START LISTED ENTRIES
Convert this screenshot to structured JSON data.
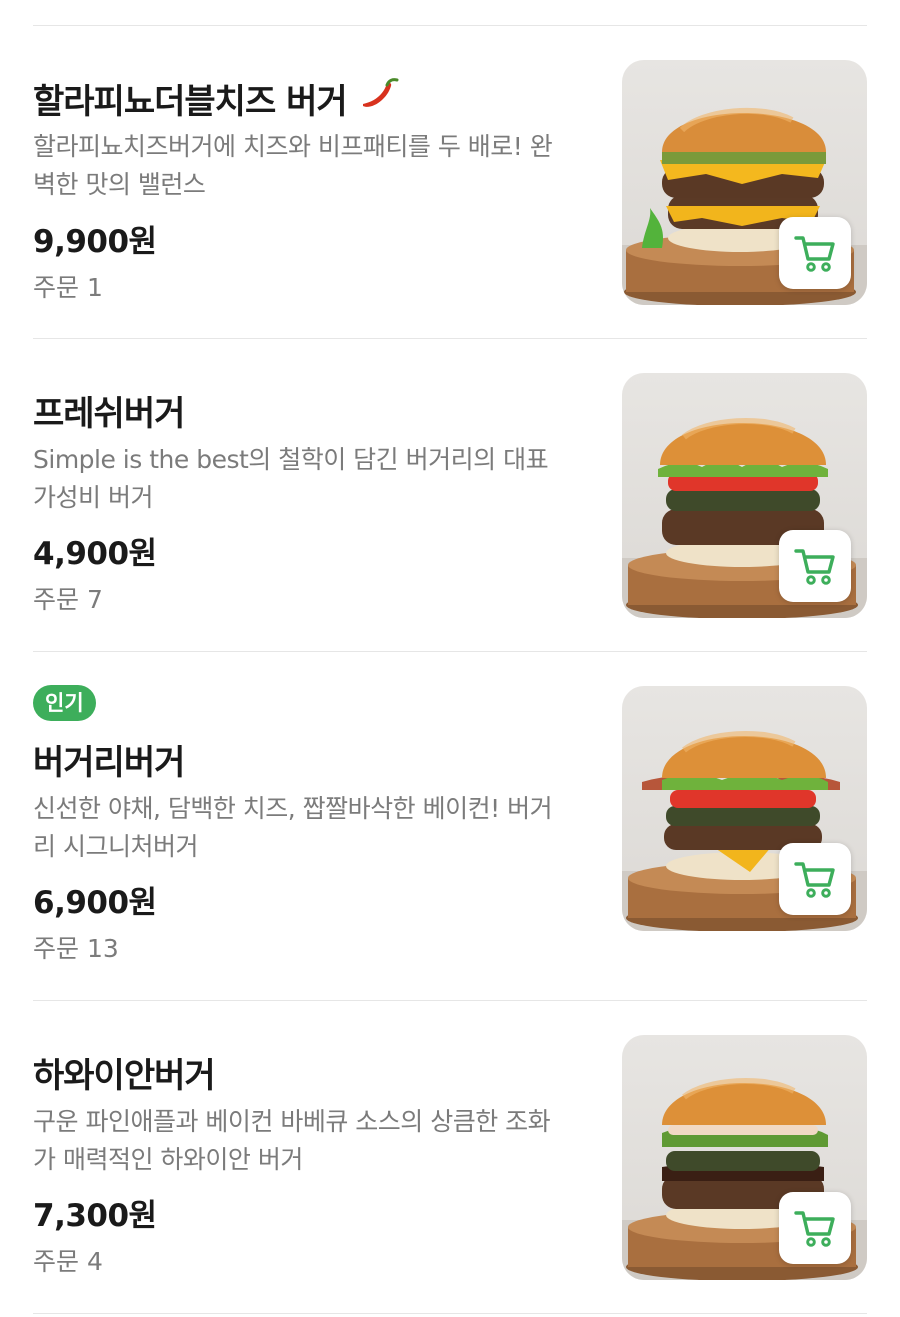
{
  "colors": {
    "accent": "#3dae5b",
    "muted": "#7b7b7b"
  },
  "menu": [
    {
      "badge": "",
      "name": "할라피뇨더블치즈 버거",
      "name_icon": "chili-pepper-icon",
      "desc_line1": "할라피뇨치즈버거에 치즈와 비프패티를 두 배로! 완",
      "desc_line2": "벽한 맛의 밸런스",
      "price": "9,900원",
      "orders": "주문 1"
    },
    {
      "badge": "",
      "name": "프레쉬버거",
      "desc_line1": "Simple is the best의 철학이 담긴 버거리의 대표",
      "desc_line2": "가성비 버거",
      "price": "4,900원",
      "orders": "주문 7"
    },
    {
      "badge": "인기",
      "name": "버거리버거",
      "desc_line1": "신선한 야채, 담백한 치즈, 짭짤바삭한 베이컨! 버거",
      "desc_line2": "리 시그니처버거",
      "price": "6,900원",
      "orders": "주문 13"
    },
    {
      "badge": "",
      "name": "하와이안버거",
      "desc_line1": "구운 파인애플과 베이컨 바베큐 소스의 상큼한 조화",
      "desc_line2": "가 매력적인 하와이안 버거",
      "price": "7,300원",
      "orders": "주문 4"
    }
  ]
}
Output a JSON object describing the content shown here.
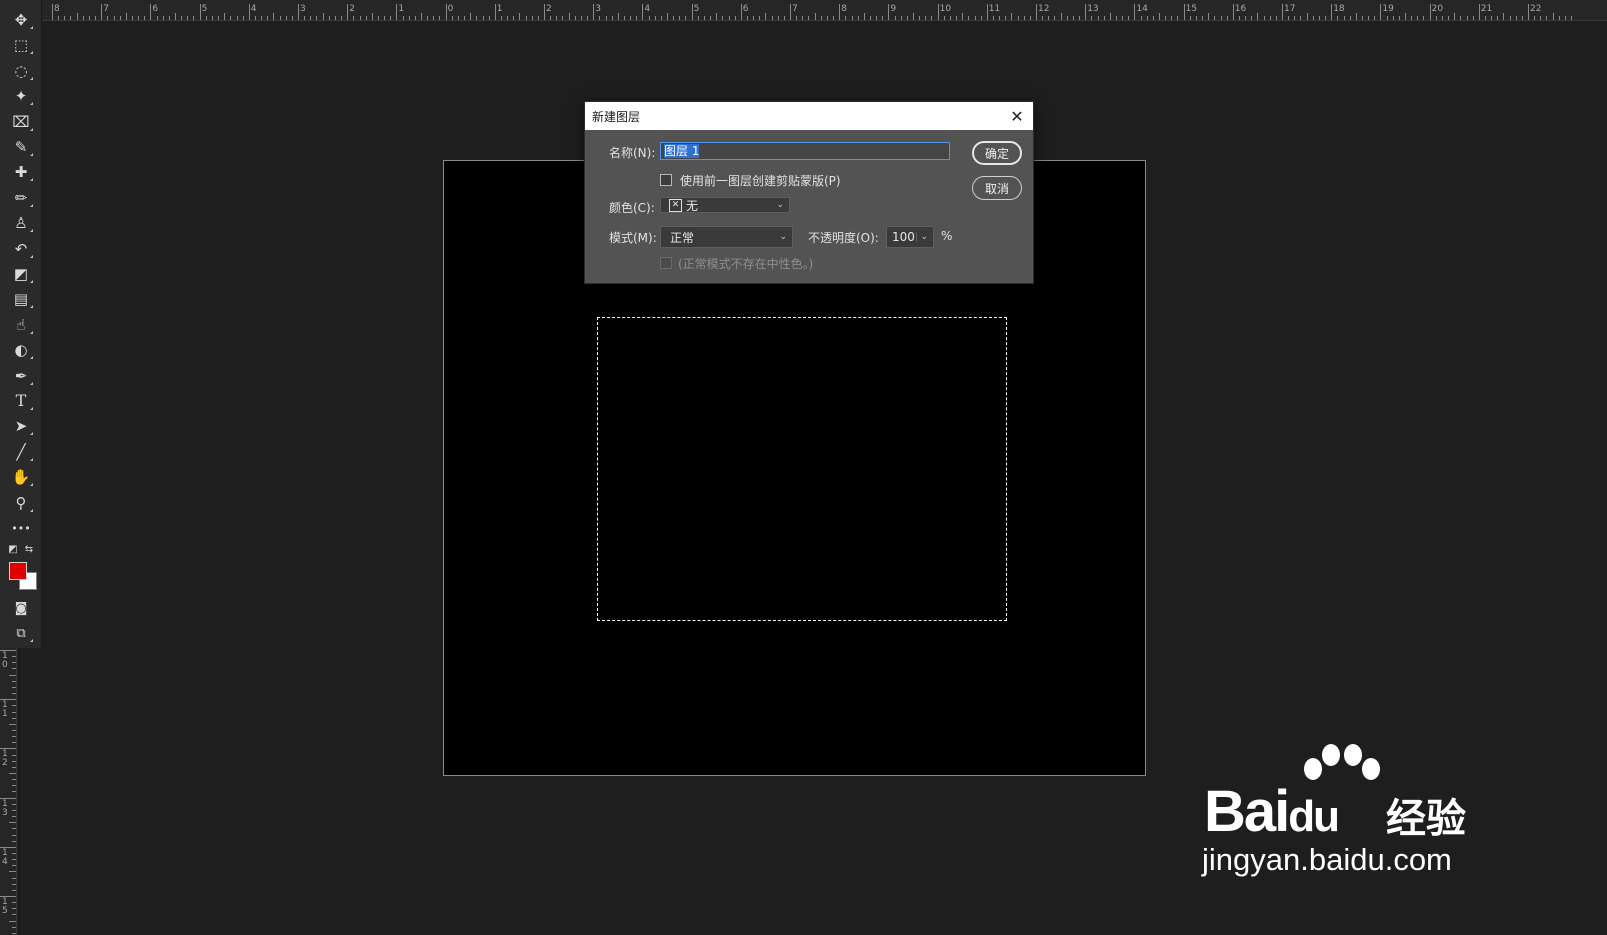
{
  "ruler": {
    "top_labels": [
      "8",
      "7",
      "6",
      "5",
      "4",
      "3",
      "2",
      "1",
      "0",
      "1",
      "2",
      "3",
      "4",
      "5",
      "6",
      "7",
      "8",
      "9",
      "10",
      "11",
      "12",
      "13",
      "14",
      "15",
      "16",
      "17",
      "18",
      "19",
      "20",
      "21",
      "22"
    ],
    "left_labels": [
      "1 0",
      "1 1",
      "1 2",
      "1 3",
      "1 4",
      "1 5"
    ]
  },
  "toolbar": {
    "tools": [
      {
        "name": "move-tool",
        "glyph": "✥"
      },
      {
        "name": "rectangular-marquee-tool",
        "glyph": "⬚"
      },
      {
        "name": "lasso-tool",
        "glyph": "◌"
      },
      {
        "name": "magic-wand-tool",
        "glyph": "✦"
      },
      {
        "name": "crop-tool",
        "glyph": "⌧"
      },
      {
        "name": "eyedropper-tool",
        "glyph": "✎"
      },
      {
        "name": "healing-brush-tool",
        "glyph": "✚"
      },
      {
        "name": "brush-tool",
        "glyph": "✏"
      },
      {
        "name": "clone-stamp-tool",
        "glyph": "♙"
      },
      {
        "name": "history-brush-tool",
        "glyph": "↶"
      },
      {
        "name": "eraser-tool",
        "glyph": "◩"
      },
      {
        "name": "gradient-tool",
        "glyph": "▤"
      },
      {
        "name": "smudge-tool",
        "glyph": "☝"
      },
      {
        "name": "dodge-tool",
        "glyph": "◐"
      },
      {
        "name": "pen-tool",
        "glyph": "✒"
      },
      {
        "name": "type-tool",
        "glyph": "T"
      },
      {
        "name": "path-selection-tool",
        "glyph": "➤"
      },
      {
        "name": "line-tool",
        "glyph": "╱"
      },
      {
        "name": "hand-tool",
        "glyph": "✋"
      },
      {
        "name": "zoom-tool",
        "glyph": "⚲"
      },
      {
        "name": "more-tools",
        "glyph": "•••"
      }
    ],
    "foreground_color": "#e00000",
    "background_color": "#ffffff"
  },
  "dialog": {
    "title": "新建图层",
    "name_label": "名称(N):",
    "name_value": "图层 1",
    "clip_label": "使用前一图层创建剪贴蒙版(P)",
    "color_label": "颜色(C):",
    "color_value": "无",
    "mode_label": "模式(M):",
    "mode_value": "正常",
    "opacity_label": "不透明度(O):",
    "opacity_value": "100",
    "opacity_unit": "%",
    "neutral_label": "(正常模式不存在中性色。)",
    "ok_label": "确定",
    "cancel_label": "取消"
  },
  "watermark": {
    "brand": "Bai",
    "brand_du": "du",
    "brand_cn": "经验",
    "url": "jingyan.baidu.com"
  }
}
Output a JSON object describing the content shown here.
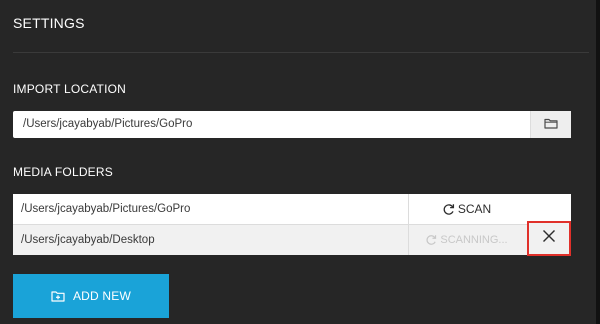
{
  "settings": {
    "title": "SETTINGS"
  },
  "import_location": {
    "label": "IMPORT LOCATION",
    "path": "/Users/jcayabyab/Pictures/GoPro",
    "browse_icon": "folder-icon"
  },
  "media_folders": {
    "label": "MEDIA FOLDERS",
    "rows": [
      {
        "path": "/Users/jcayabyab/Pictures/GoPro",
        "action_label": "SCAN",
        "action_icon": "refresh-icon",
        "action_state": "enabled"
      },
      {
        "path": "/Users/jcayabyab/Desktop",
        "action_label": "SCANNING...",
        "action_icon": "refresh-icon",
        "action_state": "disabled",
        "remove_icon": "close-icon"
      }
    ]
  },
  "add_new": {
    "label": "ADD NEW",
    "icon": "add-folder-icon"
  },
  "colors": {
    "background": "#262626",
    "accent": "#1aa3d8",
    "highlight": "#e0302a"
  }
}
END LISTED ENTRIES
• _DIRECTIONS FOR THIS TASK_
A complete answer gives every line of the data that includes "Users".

• _RESPONSE TO THE EXERCISE_
    "path": "/Users/jcayabyab/Pictures/GoPro",
        "path": "/Users/jcayabyab/Pictures/GoPro",
        "path": "/Users/jcayabyab/Desktop",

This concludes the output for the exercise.